Assignment
Your reply must contain the full listing below, reproduced exactly, but no pictures.
- - - -
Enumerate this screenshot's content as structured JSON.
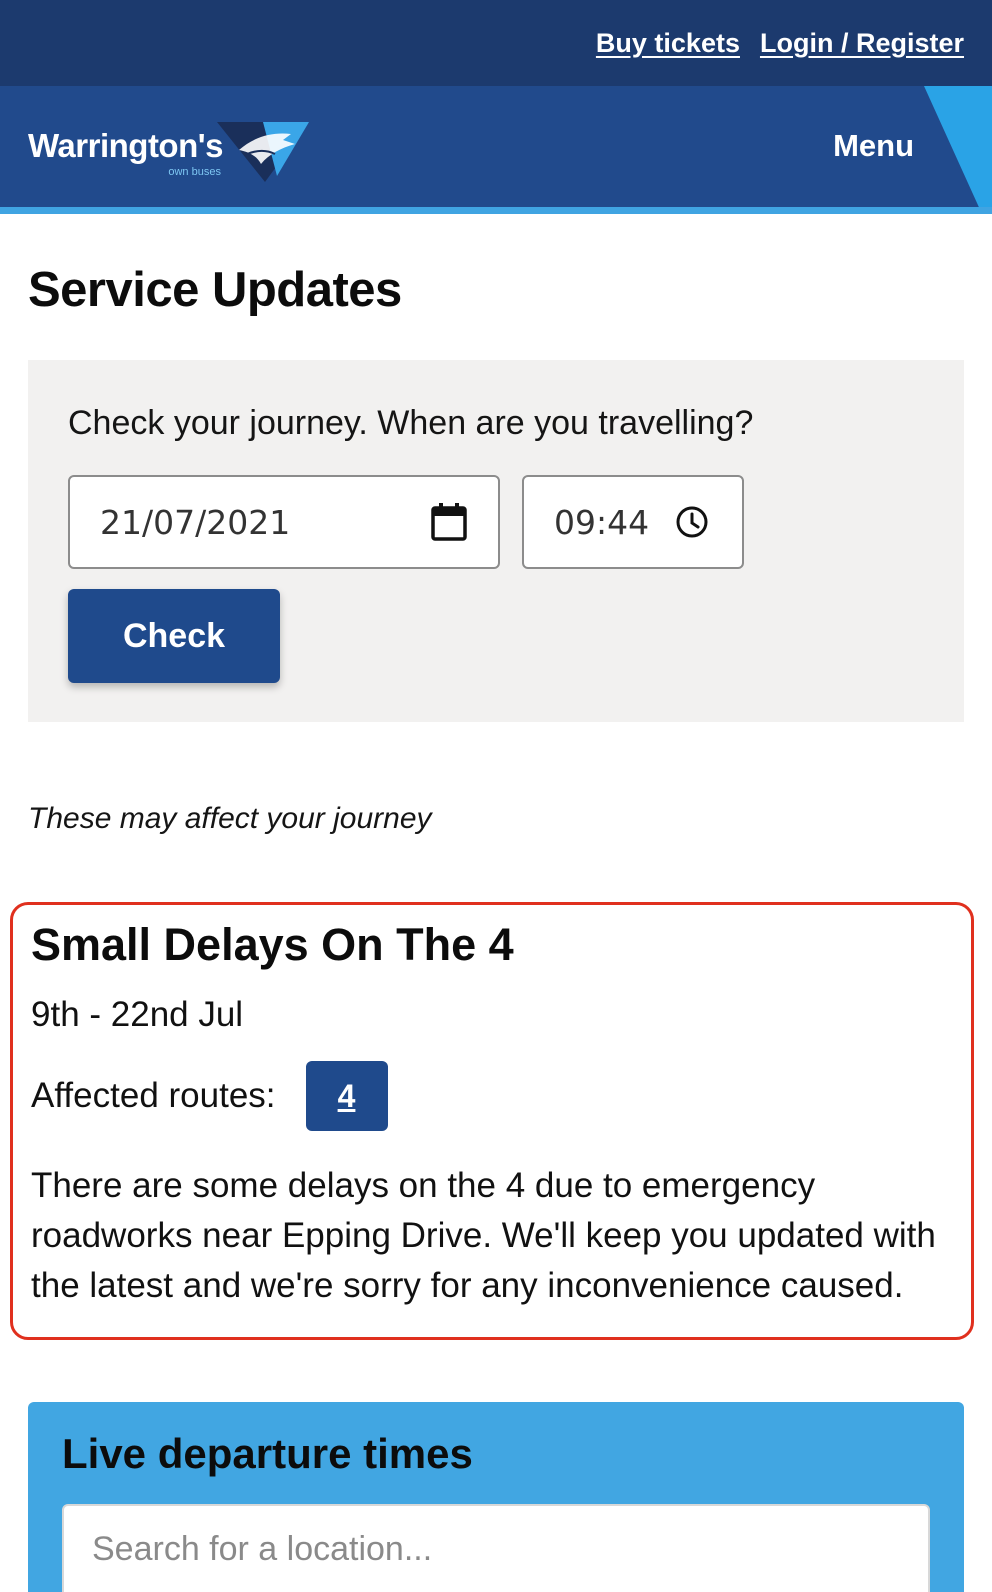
{
  "top_links": {
    "buy_tickets": "Buy tickets",
    "login": "Login / Register"
  },
  "header": {
    "logo_text": "Warrington's",
    "logo_sub": "own buses",
    "menu": "Menu"
  },
  "page": {
    "title": "Service Updates"
  },
  "journey_check": {
    "prompt": "Check your journey. When are you travelling?",
    "date_value": "21/07/2021",
    "time_value": "09:44",
    "check_label": "Check"
  },
  "affect_note": "These may affect your journey",
  "alert": {
    "title": "Small Delays On The 4",
    "dates": "9th - 22nd Jul",
    "affected_label": "Affected routes:",
    "routes": [
      "4"
    ],
    "description": "There are some delays on the 4 due to emergency roadworks near Epping Drive. We'll keep you updated with the latest and we're sorry for any inconvenience caused."
  },
  "live": {
    "title": "Live departure times",
    "search_placeholder": "Search for a location..."
  },
  "colors": {
    "navy": "#1c3a6e",
    "header_blue": "#214a8c",
    "light_blue": "#41a6e2",
    "alert_red": "#e0301e",
    "button_blue": "#1f4a8c"
  }
}
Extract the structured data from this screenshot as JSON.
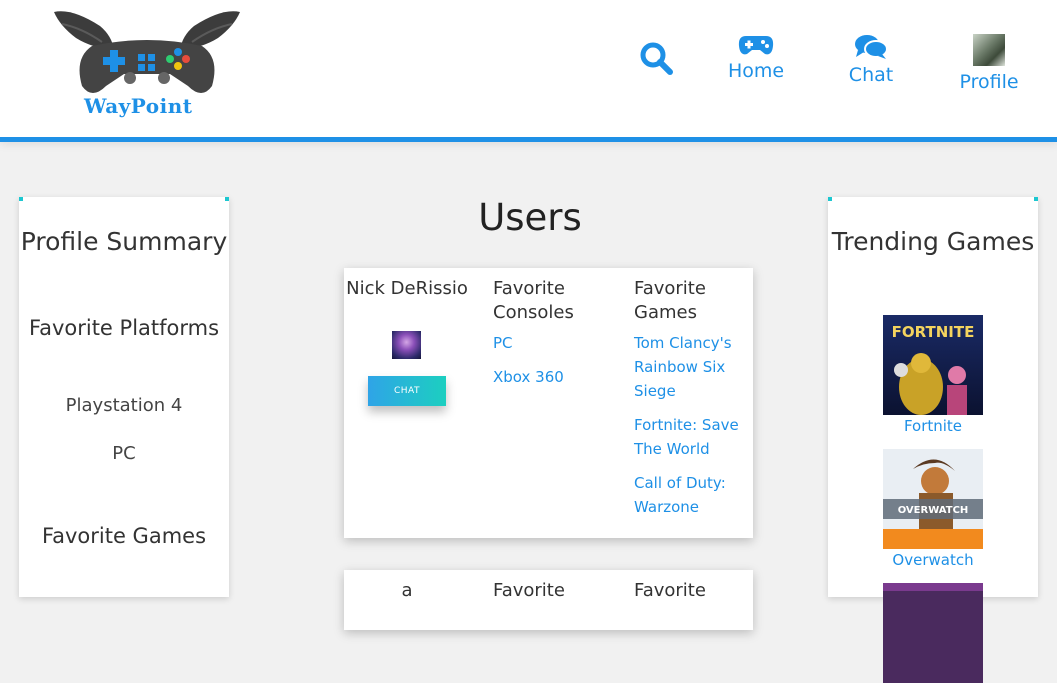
{
  "brand": {
    "name": "WayPoint"
  },
  "nav": {
    "home_label": "Home",
    "chat_label": "Chat",
    "profile_label": "Profile"
  },
  "colors": {
    "accent": "#1e90e6",
    "button_gradient_start": "#2fa4e7",
    "button_gradient_end": "#1ccfc0"
  },
  "profile_summary": {
    "title": "Profile Summary",
    "favorite_platforms_title": "Favorite Platforms",
    "platforms": [
      "Playstation 4",
      "PC"
    ],
    "favorite_games_title": "Favorite Games"
  },
  "users_title": "Users",
  "users": [
    {
      "name": "Nick DeRissio",
      "consoles_header": "Favorite Consoles",
      "games_header": "Favorite Games",
      "consoles": [
        "PC",
        "Xbox 360"
      ],
      "games": [
        "Tom Clancy's Rainbow Six Siege",
        "Fortnite: Save The World",
        "Call of Duty: Warzone"
      ],
      "chat_label": "CHAT"
    },
    {
      "name": "a",
      "consoles_header": "Favorite",
      "games_header": "Favorite"
    }
  ],
  "trending": {
    "title": "Trending Games",
    "games": [
      {
        "label": "Fortnite",
        "cover_text": "FORTNITE"
      },
      {
        "label": "Overwatch",
        "cover_text": "OVERWATCH"
      }
    ]
  }
}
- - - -
Task output
Enumerate this screenshot's content as structured JSON.
{
  "top_links": {
    "buy_tickets": "Buy tickets",
    "login": "Login / Register"
  },
  "header": {
    "logo_text": "Warrington's",
    "logo_sub": "own buses",
    "menu": "Menu"
  },
  "page": {
    "title": "Service Updates"
  },
  "journey_check": {
    "prompt": "Check your journey. When are you travelling?",
    "date_value": "21/07/2021",
    "time_value": "09:44",
    "check_label": "Check"
  },
  "affect_note": "These may affect your journey",
  "alert": {
    "title": "Small Delays On The 4",
    "dates": "9th - 22nd Jul",
    "affected_label": "Affected routes:",
    "routes": [
      "4"
    ],
    "description": "There are some delays on the 4 due to emergency roadworks near Epping Drive. We'll keep you updated with the latest and we're sorry for any inconvenience caused."
  },
  "live": {
    "title": "Live departure times",
    "search_placeholder": "Search for a location..."
  },
  "colors": {
    "navy": "#1c3a6e",
    "header_blue": "#214a8c",
    "light_blue": "#41a6e2",
    "alert_red": "#e0301e",
    "button_blue": "#1f4a8c"
  }
}
Extract the structured data from this screenshot as JSON.
{
  "brand": {
    "name": "WayPoint"
  },
  "nav": {
    "home_label": "Home",
    "chat_label": "Chat",
    "profile_label": "Profile"
  },
  "colors": {
    "accent": "#1e90e6",
    "button_gradient_start": "#2fa4e7",
    "button_gradient_end": "#1ccfc0"
  },
  "profile_summary": {
    "title": "Profile Summary",
    "favorite_platforms_title": "Favorite Platforms",
    "platforms": [
      "Playstation 4",
      "PC"
    ],
    "favorite_games_title": "Favorite Games"
  },
  "users_title": "Users",
  "users": [
    {
      "name": "Nick DeRissio",
      "consoles_header": "Favorite Consoles",
      "games_header": "Favorite Games",
      "consoles": [
        "PC",
        "Xbox 360"
      ],
      "games": [
        "Tom Clancy's Rainbow Six Siege",
        "Fortnite: Save The World",
        "Call of Duty: Warzone"
      ],
      "chat_label": "CHAT"
    },
    {
      "name": "a",
      "consoles_header": "Favorite",
      "games_header": "Favorite"
    }
  ],
  "trending": {
    "title": "Trending Games",
    "games": [
      {
        "label": "Fortnite",
        "cover_text": "FORTNITE"
      },
      {
        "label": "Overwatch",
        "cover_text": "OVERWATCH"
      }
    ]
  }
}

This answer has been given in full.